Other signs of the growing value of the LFP are the fact that league wide, stadium attendance is improving, ticket prices and sponsorship value are on the rise and TV viewership figures are growing. All of those factors helped contribute to the landmark domestic TV rights deal the league signed in May for the ’20-24 cycle. Mediapro acquired the majority of the rights in a deal worth €1.15B ($1.31B) per season, which marked a 60% increase on the league’s previous domestic agreement.
When asked what he would say to a potential suitor for a Ligue 1 club, Quillot mentioned that over the next six years, France will host the Women’s World Cup in ’19, the 2023 Rugby World Cup and the 2024 Olympics.
“Come with us,” he said. “France is a place to invest.

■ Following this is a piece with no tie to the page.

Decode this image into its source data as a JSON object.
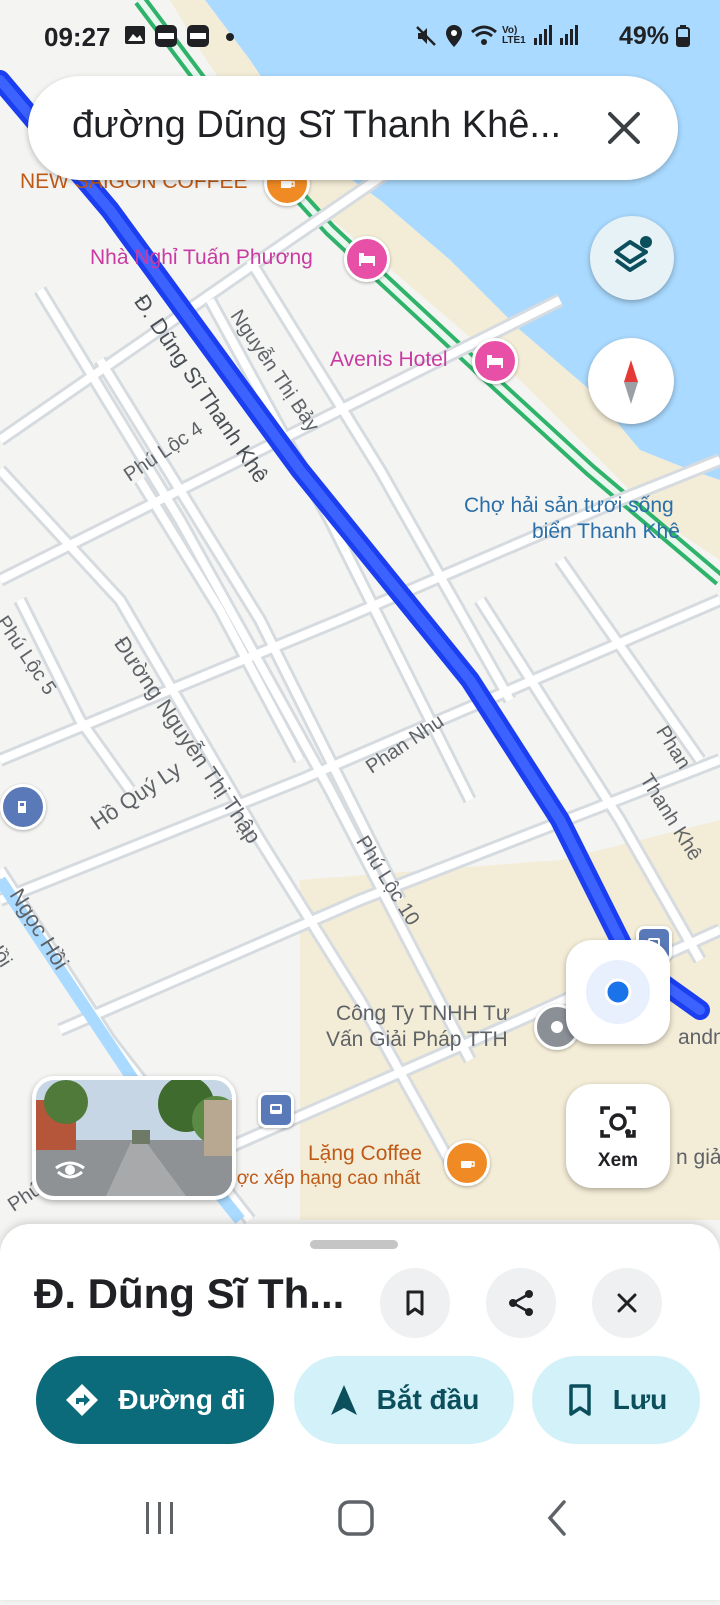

On top of Ligue 1’s momentum, France as a country is really the next place to be.”
La Liga has taken legal action against the Spanish Football Federation (RFEF) "in an effort to get approval" for a regular-season match in the U.S. A Madrid commercial court said that the league filed a lawsuit accusing the RFEF of "unfair competition." The court said that a decision is expected in two weeks, in time for the planned January match between Barcelona and Girona near Miami (AP, 11/29).

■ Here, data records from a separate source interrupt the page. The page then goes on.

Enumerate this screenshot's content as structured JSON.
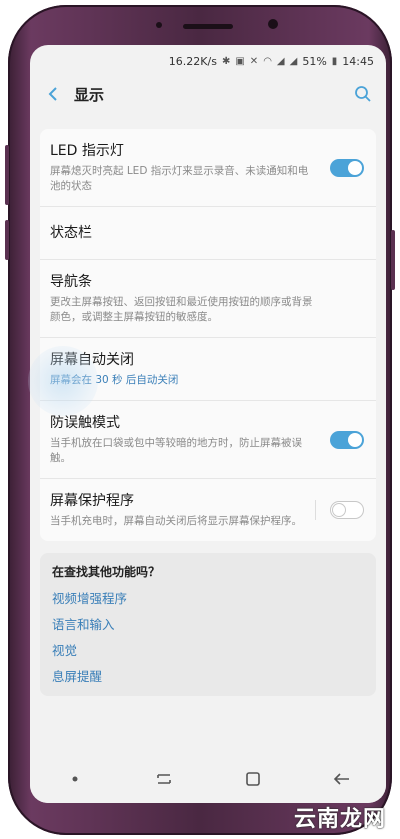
{
  "status_bar": {
    "speed": "16.22K/s",
    "battery": "51%",
    "time": "14:45"
  },
  "header": {
    "title": "显示"
  },
  "settings": [
    {
      "title": "LED 指示灯",
      "desc": "屏幕熄灭时亮起 LED 指示灯来显示录音、未读通知和电池的状态",
      "toggle": "on"
    },
    {
      "title": "状态栏",
      "desc": "",
      "toggle": "none"
    },
    {
      "title": "导航条",
      "desc": "更改主屏幕按钮、返回按钮和最近使用按钮的顺序或背景颜色，或调整主屏幕按钮的敏感度。",
      "toggle": "none"
    },
    {
      "title": "屏幕自动关闭",
      "desc": "屏幕会在 30 秒 后自动关闭",
      "toggle": "none"
    },
    {
      "title": "防误触模式",
      "desc": "当手机放在口袋或包中等较暗的地方时，防止屏幕被误触。",
      "toggle": "on"
    },
    {
      "title": "屏幕保护程序",
      "desc": "当手机充电时，屏幕自动关闭后将显示屏幕保护程序。",
      "toggle": "off"
    }
  ],
  "suggestions": {
    "title": "在查找其他功能吗？",
    "links": [
      "视频增强程序",
      "语言和输入",
      "视觉",
      "息屏提醒"
    ]
  },
  "watermark": "云南龙网",
  "colors": {
    "accent": "#4ba3d8",
    "link": "#3a7fb8",
    "phone_frame": "#4a2842"
  }
}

Former U.K. Sports Minister Tracey Crouch backed the Premier League's opposition to quota changes. She claimed that the existing system was "working for the England national team." The EPL and FA are "sharply divided over what should happen after Brexit." The clubs want a free global market with any player given an EPL contract also getting a visa but the FA will "only go along with that if an increase in the minimum number of homegrown players in each squad, from eight to 12, is agreed" (LONDON TIMES, 11/29).
Former Confederation of African Football President Issa Hayatou and Secretary General Hicham El Amrani were fined $27.9M each by the Egyptian Economic Court. The EEC ruled that the pair "flouted local Egyptian law" when signing a billion-dollar deal between CAF and French media company Lagardère in '15. The deal was not open to free and fair tender as required by Egyptian law, the EEC claimed. Hayatou and El Amrani will both appeal (BBC, 11/28).

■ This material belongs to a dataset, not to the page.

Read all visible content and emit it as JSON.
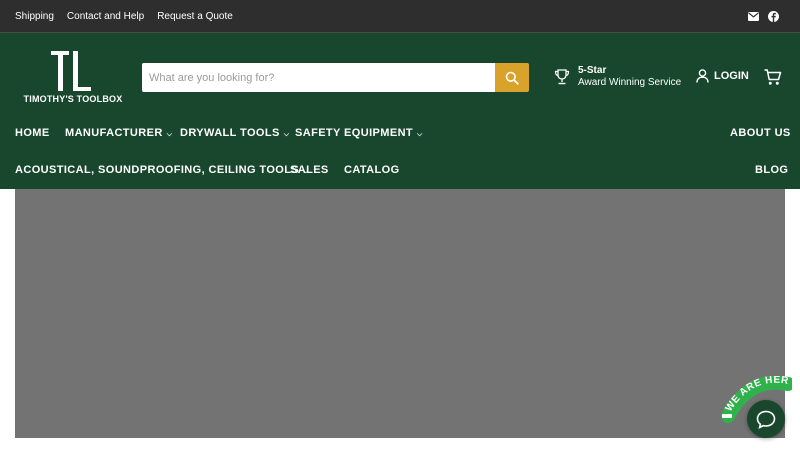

FIFPro called for an "urgent inquiry into medical treatment given to players at several top-tier clubs in Cyprus." The demand from the world footballers’ union follows reports in the Cypriot media that "at least four clubs have been giving injections of unidentified substances to players, three of whom have been forced to retire with serious heart problems" (PA, 11/29).
Cameroon’s hosting of the upcoming African Nations Cup is "back in the balance after the north African grouping of football nations called for the tournament to be switched to Morocco." The North African Football Union (UNAF) is reportedly "putting pressure" on CAF to strip Cameroon of hosting rights to make sure that the expanded 24-team tournament is "not held in half-finished stadiums amid growing concerns the country would not be able to cope" (INSIDE WORLD FOOTBALL, 11/29).
The Belgian FA (KBVB) said that three players from Belgium’s U16 women’s team were approached in a match-fixing attempt during an int'l tournament this year. FA Integrity Officer Thibault De Gendt confirmed rumors while speaking to the Flemish parliament about fraud in the game. He said, "It concerns three girls of 15. After a training (session) they were approached by a Turkish man who offered them $50,000 each to influence a game" (INSIDE WORLD FOOTBALL, 11/29).